Traditionally, rich visualisations such as graphs & charts have either been presented as pre-rendered images or by using Flash. HTML5 gives us the canvas and SVG support which both provide ways of generating compelling alternatives.
One of the biggest bugbears of web-designers has always been the incredible small number of web safe fonts that can be used. Flash once again stepped in to meet this need and sIFR was born. sIFR enabled custom typography on a website without its visitors having to have the required fonts installed. It was however horrible to use!
We now have
@font-face support which is far easier to implement and provides a better end user experience. Even the author suggests using
@font-face instead of sIFR:
Given that we’re well into 2011 at the time of writing, you should really think twice about deploying sIFR. Instead, have a look at Typekit or Fontdeck. There hasn’t been an update to sIFR since October 2008, and consequently it’s probably riddled with bugs. Seriously, don’t use it. It’s unsupported software.
Typekit and the like offer a great selection of commercial fonts but if you’re on a budget Google have also made available many public domain fonts via their own Webfonts API.
Animation (mainly adverts!)
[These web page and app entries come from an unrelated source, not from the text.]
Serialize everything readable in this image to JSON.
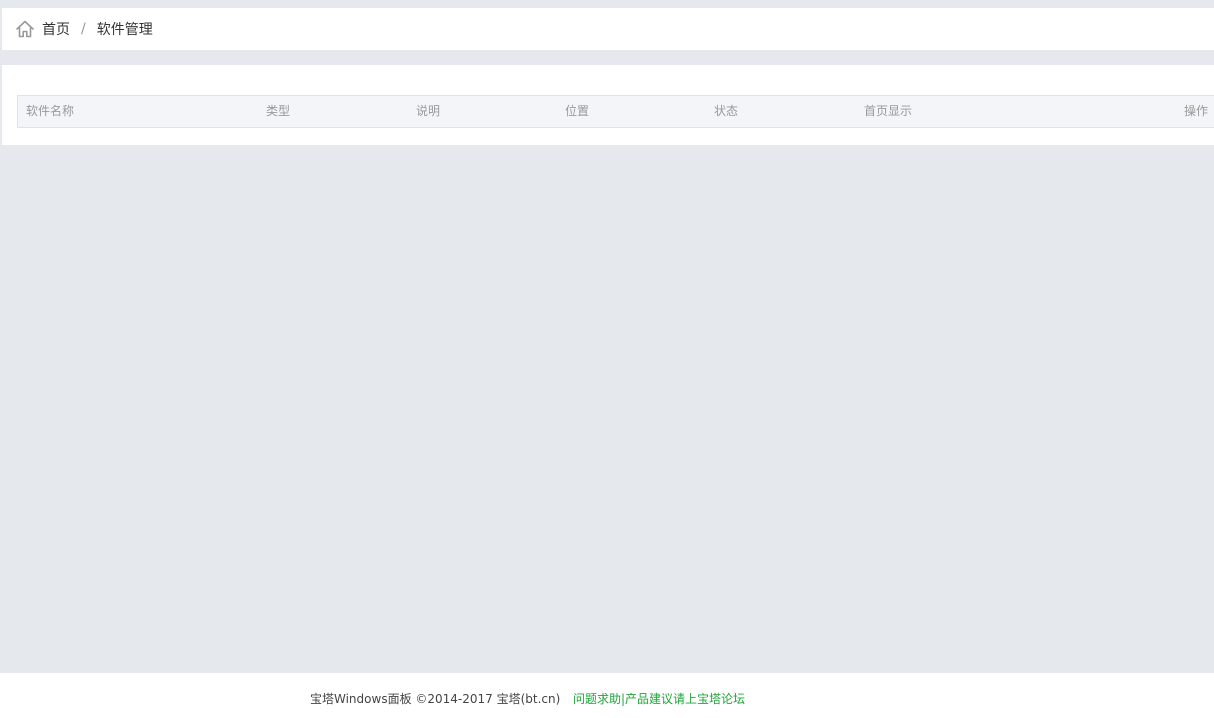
{
  "breadcrumb": {
    "home_label": "首页",
    "separator": "/",
    "current_label": "软件管理",
    "home_icon": "home-icon"
  },
  "table": {
    "columns": [
      {
        "key": "name",
        "label": "软件名称"
      },
      {
        "key": "type",
        "label": "类型"
      },
      {
        "key": "description",
        "label": "说明"
      },
      {
        "key": "location",
        "label": "位置"
      },
      {
        "key": "status",
        "label": "状态"
      },
      {
        "key": "homepage_display",
        "label": "首页显示"
      },
      {
        "key": "actions",
        "label": "操作"
      }
    ],
    "rows": []
  },
  "footer": {
    "copyright": "宝塔Windows面板 ©2014-2017 宝塔(bt.cn)",
    "forum_link": "问题求助|产品建议请上宝塔论坛"
  },
  "colors": {
    "background": "#e5e8ec",
    "panel": "#ffffff",
    "table_header": "#f4f5f9",
    "link_green": "#20a53a"
  }
}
To be honest, missing out on adverts on the web is no major hardship! However, more broadly speaking animations are a good thing & this is an area where HTML5 has a number of alternatives. The
canvas is one possibility but I think a better solution is to take advantage of CSS3 animations/transitions where all text used is accessible & indexable. The tooling to creating CSS3 based animations are also starting to become available, be sure to check out Sencha Animator.
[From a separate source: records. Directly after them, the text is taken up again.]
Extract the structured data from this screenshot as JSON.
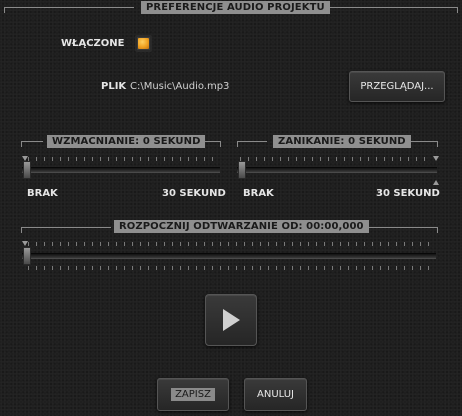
{
  "header": {
    "title": "PREFERENCJE AUDIO PROJEKTU"
  },
  "enabled": {
    "label": "WŁĄCZONE",
    "checked": true,
    "color": "#f0a020"
  },
  "file": {
    "label": "PLIK",
    "path": "C:\\Music\\Audio.mp3",
    "browse_label": "PRZEGLĄDAJ..."
  },
  "fade_in": {
    "title": "WZMACNIANIE: 0 SEKUND",
    "min_label": "BRAK",
    "max_label": "30 SEKUND",
    "value_fraction": 0
  },
  "fade_out": {
    "title": "ZANIKANIE: 0 SEKUND",
    "min_label": "BRAK",
    "max_label": "30 SEKUND",
    "value_fraction": 0
  },
  "start_from": {
    "title": "ROZPOCZNIJ ODTWARZANIE OD: 00:00,000",
    "value_fraction": 0
  },
  "play": {
    "icon": "play-icon"
  },
  "footer": {
    "save_label": "ZAPISZ",
    "cancel_label": "ANULUJ"
  }
}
Was it worth the hassle?
In a word, yes! There are, as I’ve outlined, still a few cases where I need to fire up Chrome to view a specific site but on the whole the pros far outweigh the cons.
My laptop battery does last longer, my fans don’t go crazy just browsing the web and Safari no longer falls over on a daily basis. Also, Safari in general is much more responsive and, completely anecdotally, the OS feels a lot quicker. I’ve also noticed that CSS3 transitions seem to be a lot smoother and less prone to timing jitters, perhaps this is due to the reduced memory footprint of Safari sans plugin?
That said, I do believe Flash still has its place. It would however just be good to see the unnecessary uses for flash diminish and be replaced with solid HTML5 alternatives.